*** Materials provided Section Begins ***

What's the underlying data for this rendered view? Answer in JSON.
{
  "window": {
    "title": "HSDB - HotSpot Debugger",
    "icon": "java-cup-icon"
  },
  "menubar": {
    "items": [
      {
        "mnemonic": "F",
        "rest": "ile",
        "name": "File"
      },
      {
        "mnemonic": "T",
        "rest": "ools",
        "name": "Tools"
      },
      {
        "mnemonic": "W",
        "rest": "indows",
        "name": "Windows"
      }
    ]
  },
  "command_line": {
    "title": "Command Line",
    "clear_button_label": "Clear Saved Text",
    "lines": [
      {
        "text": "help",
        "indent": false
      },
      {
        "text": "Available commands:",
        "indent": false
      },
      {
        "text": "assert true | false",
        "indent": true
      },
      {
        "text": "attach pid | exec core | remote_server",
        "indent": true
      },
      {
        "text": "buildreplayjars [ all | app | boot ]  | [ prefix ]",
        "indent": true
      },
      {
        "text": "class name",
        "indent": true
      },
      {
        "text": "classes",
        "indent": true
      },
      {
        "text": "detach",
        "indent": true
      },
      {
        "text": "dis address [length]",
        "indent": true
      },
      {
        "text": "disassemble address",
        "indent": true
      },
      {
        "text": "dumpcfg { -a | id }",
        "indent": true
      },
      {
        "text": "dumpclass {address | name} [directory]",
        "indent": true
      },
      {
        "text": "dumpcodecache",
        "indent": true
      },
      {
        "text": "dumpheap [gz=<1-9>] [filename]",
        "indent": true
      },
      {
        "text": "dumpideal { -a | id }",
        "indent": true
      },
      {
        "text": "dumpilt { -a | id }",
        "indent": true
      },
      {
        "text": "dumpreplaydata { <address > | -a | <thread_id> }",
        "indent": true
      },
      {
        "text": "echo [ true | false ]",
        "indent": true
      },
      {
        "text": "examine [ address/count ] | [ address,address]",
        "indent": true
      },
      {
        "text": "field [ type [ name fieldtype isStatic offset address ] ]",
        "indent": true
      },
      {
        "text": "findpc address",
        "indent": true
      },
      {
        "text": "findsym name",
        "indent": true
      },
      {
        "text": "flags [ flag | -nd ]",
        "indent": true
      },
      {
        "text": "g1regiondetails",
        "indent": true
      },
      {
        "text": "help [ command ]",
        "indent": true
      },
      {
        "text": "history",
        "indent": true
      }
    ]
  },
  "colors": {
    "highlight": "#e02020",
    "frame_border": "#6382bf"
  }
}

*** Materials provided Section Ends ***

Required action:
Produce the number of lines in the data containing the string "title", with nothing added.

Solution below:
2